- Work item:
Provide an exact copy of the data, excluding the images.

%%

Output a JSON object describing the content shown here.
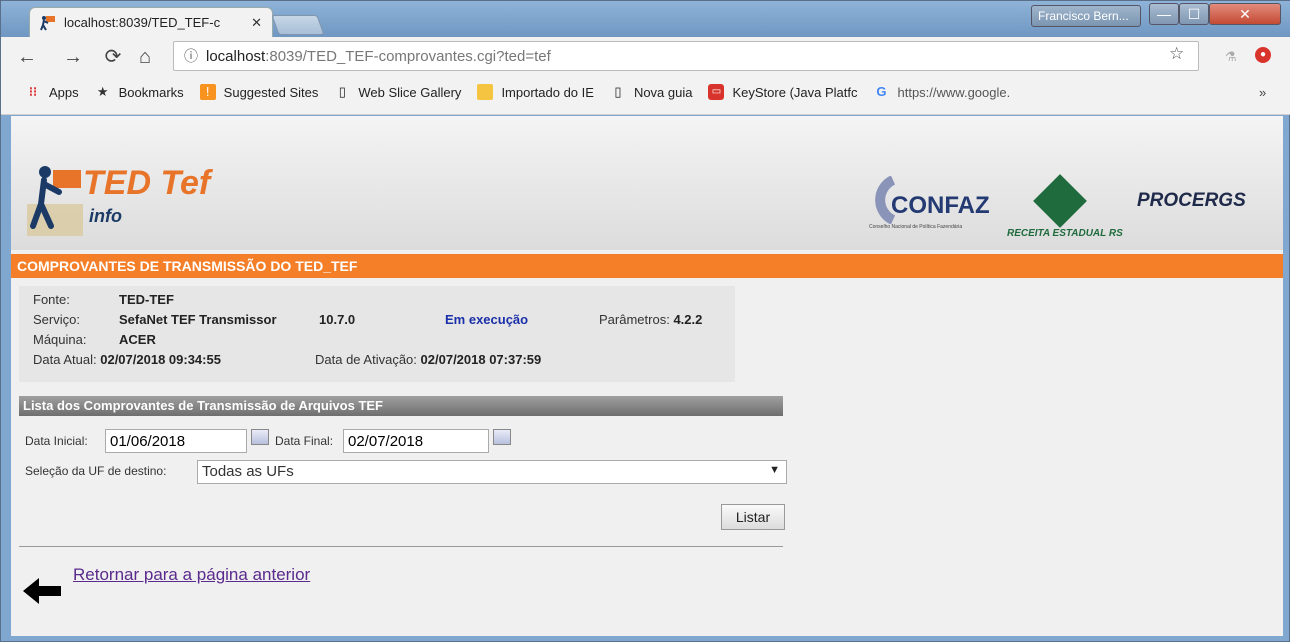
{
  "window": {
    "tab_title": "localhost:8039/TED_TEF-c",
    "user_name": "Francisco Bern..."
  },
  "toolbar": {
    "url_host": "localhost",
    "url_path": ":8039/TED_TEF-comprovantes.cgi?ted=tef",
    "bookmarks": [
      {
        "label": "Apps",
        "icon": "apps-grid-icon"
      },
      {
        "label": "Bookmarks",
        "icon": "star-icon"
      },
      {
        "label": "Suggested Sites",
        "icon": "suggested-sites-icon"
      },
      {
        "label": "Web Slice Gallery",
        "icon": "page-icon"
      },
      {
        "label": "Importado do IE",
        "icon": "folder-icon"
      },
      {
        "label": "Nova guia",
        "icon": "page-icon"
      },
      {
        "label": "KeyStore (Java Platfc",
        "icon": "java-icon"
      },
      {
        "label": "https://www.google.",
        "icon": "google-icon"
      }
    ],
    "more_label": "»"
  },
  "banner": {
    "app_name": "TED Tef",
    "app_sub": "info",
    "confaz": "CONFAZ",
    "confaz_sub": "Conselho Nacional de Política Fazendária",
    "receita": "RECEITA ESTADUAL RS",
    "procergs": "PROCERGS"
  },
  "page": {
    "title": "COMPROVANTES DE TRANSMISSÃO DO TED_TEF",
    "info": {
      "fonte_label": "Fonte:",
      "fonte_value": "TED-TEF",
      "servico_label": "Serviço:",
      "servico_value": "SefaNet TEF Transmissor",
      "version": "10.7.0",
      "status": "Em execução",
      "parametros_label": "Parâmetros:",
      "parametros_value": "4.2.2",
      "maquina_label": "Máquina:",
      "maquina_value": "ACER",
      "data_atual_label": "Data Atual:",
      "data_atual_value": "02/07/2018 09:34:55",
      "data_ativacao_label": "Data de Ativação:",
      "data_ativacao_value": "02/07/2018 07:37:59"
    },
    "section_title": "Lista dos Comprovantes de Transmissão de Arquivos TEF",
    "filters": {
      "data_inicial_label": "Data Inicial:",
      "data_inicial_value": "01/06/2018",
      "data_final_label": "Data Final:",
      "data_final_value": "02/07/2018",
      "uf_label": "Seleção da UF de destino:",
      "uf_value": "Todas as UFs"
    },
    "listar_label": "Listar",
    "back_link": "Retornar para a página anterior"
  }
}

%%

- Worked solution:
Output a JSON object describing the content shown here.
{
  "window": {
    "tab_title": "localhost:8039/TED_TEF-c",
    "user_name": "Francisco Bern..."
  },
  "toolbar": {
    "url_host": "localhost",
    "url_path": ":8039/TED_TEF-comprovantes.cgi?ted=tef",
    "bookmarks": [
      {
        "label": "Apps",
        "icon": "apps-grid-icon"
      },
      {
        "label": "Bookmarks",
        "icon": "star-icon"
      },
      {
        "label": "Suggested Sites",
        "icon": "suggested-sites-icon"
      },
      {
        "label": "Web Slice Gallery",
        "icon": "page-icon"
      },
      {
        "label": "Importado do IE",
        "icon": "folder-icon"
      },
      {
        "label": "Nova guia",
        "icon": "page-icon"
      },
      {
        "label": "KeyStore (Java Platfc",
        "icon": "java-icon"
      },
      {
        "label": "https://www.google.",
        "icon": "google-icon"
      }
    ],
    "more_label": "»"
  },
  "banner": {
    "app_name": "TED Tef",
    "app_sub": "info",
    "confaz": "CONFAZ",
    "confaz_sub": "Conselho Nacional de Política Fazendária",
    "receita": "RECEITA ESTADUAL RS",
    "procergs": "PROCERGS"
  },
  "page": {
    "title": "COMPROVANTES DE TRANSMISSÃO DO TED_TEF",
    "info": {
      "fonte_label": "Fonte:",
      "fonte_value": "TED-TEF",
      "servico_label": "Serviço:",
      "servico_value": "SefaNet TEF Transmissor",
      "version": "10.7.0",
      "status": "Em execução",
      "parametros_label": "Parâmetros:",
      "parametros_value": "4.2.2",
      "maquina_label": "Máquina:",
      "maquina_value": "ACER",
      "data_atual_label": "Data Atual:",
      "data_atual_value": "02/07/2018 09:34:55",
      "data_ativacao_label": "Data de Ativação:",
      "data_ativacao_value": "02/07/2018 07:37:59"
    },
    "section_title": "Lista dos Comprovantes de Transmissão de Arquivos TEF",
    "filters": {
      "data_inicial_label": "Data Inicial:",
      "data_inicial_value": "01/06/2018",
      "data_final_label": "Data Final:",
      "data_final_value": "02/07/2018",
      "uf_label": "Seleção da UF de destino:",
      "uf_value": "Todas as UFs"
    },
    "listar_label": "Listar",
    "back_link": "Retornar para a página anterior"
  }
}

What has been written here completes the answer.